**Assignment:** Leaving the pictures aside, repeat each line below exactly.

**Records to use:**
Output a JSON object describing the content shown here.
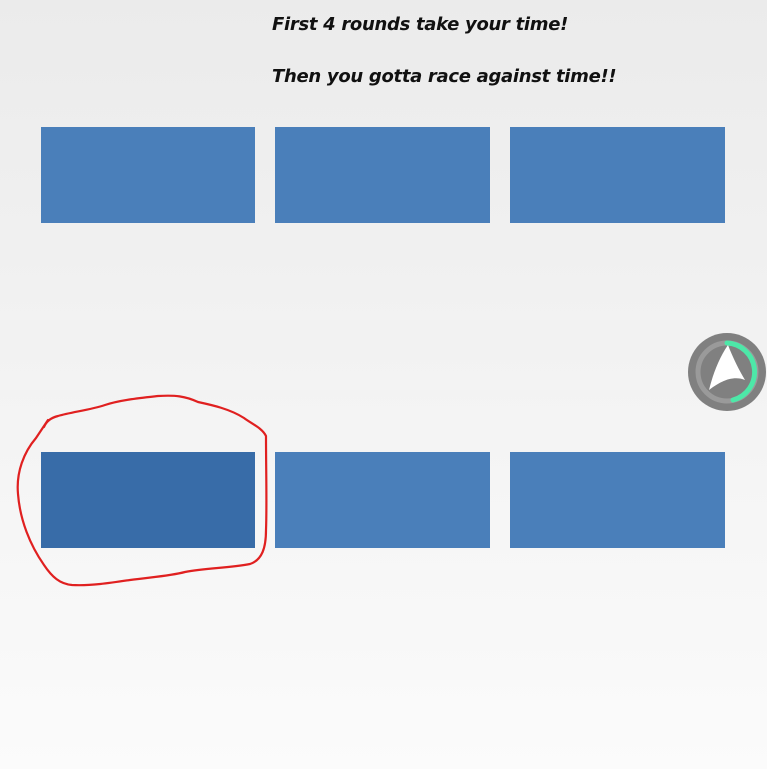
{
  "instructions": {
    "line1": "First 4 rounds take your time!",
    "line2": "Then you gotta race against time!!"
  },
  "tiles": {
    "count": 6,
    "color": "#4a7fba",
    "selected_color": "#386ca8",
    "selected_index": 4
  },
  "annotation": {
    "shape": "freehand-circle",
    "color": "#e02020",
    "target": "tile-4"
  },
  "widget": {
    "icon": "assistant-logo-icon",
    "ring_color": "#808080",
    "progress_color": "#4de8a8"
  }
}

**Your solution:**
Output a JSON object describing the content shown here.
{
  "instructions": {
    "line1": "First 4 rounds take your time!",
    "line2": "Then you gotta race against time!!"
  },
  "tiles": {
    "count": 6,
    "color": "#4a7fba",
    "selected_color": "#386ca8",
    "selected_index": 4
  },
  "annotation": {
    "shape": "freehand-circle",
    "color": "#e02020",
    "target": "tile-4"
  },
  "widget": {
    "icon": "assistant-logo-icon",
    "ring_color": "#808080",
    "progress_color": "#4de8a8"
  }
}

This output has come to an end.